Component data from apps and pages:
....................
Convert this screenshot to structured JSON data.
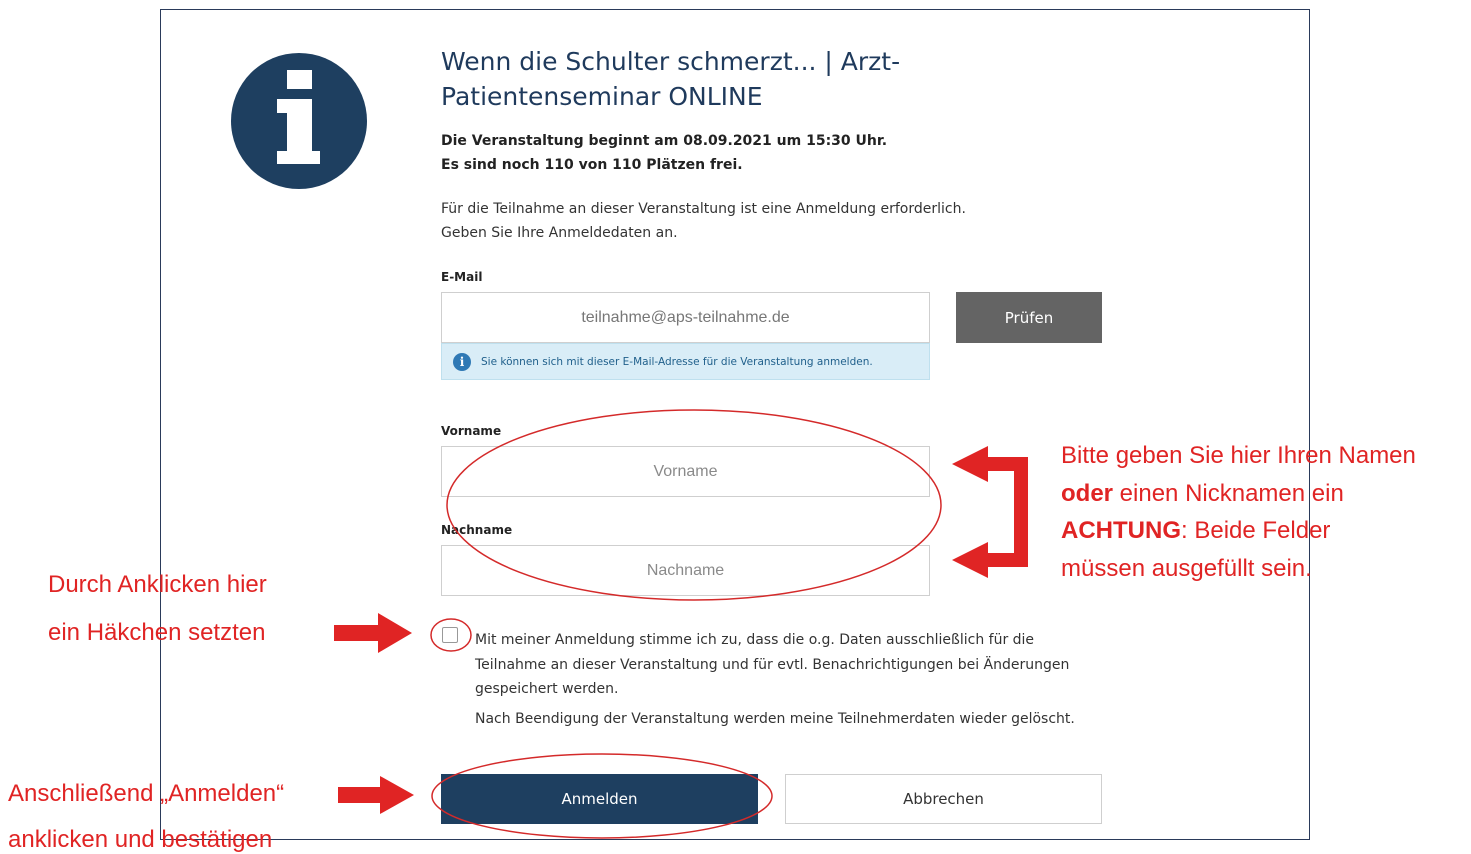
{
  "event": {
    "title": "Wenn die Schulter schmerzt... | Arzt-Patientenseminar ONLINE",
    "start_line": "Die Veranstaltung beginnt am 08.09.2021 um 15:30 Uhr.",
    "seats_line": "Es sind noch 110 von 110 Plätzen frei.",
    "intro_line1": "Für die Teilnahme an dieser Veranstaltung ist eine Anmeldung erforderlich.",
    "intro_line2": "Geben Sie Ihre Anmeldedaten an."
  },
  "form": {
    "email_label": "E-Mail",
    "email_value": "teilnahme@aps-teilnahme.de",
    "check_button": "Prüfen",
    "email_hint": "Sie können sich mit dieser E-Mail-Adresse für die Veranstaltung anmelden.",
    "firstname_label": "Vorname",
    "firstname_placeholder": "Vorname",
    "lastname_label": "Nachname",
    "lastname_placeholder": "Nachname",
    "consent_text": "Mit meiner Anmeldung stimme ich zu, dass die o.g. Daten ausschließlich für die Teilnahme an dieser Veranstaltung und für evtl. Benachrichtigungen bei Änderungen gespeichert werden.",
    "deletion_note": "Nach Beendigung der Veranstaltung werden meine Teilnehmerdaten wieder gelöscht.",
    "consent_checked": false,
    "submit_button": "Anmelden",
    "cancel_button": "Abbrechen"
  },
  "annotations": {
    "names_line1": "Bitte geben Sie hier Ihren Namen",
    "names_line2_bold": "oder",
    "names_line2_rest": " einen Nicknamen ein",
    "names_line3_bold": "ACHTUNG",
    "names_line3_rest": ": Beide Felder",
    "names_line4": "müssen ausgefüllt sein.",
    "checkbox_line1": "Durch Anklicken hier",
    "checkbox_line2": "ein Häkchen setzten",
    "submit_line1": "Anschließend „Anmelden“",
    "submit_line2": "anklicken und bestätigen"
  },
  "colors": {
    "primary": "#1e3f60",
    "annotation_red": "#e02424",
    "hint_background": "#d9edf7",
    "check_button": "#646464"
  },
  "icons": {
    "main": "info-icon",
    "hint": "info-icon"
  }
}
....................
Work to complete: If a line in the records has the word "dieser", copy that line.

The completed task:
    "intro_line1": "Für die Teilnahme an dieser Veranstaltung ist eine Anmeldung erforderlich.",
    "email_hint": "Sie können sich mit dieser E-Mail-Adresse für die Veranstaltung anmelden.",
    "consent_text": "Mit meiner Anmeldung stimme ich zu, dass die o.g. Daten ausschließlich für die Teilnahme an dieser Veranstaltung und für evtl. Benachrichtigungen bei Änderungen gespeichert werden.",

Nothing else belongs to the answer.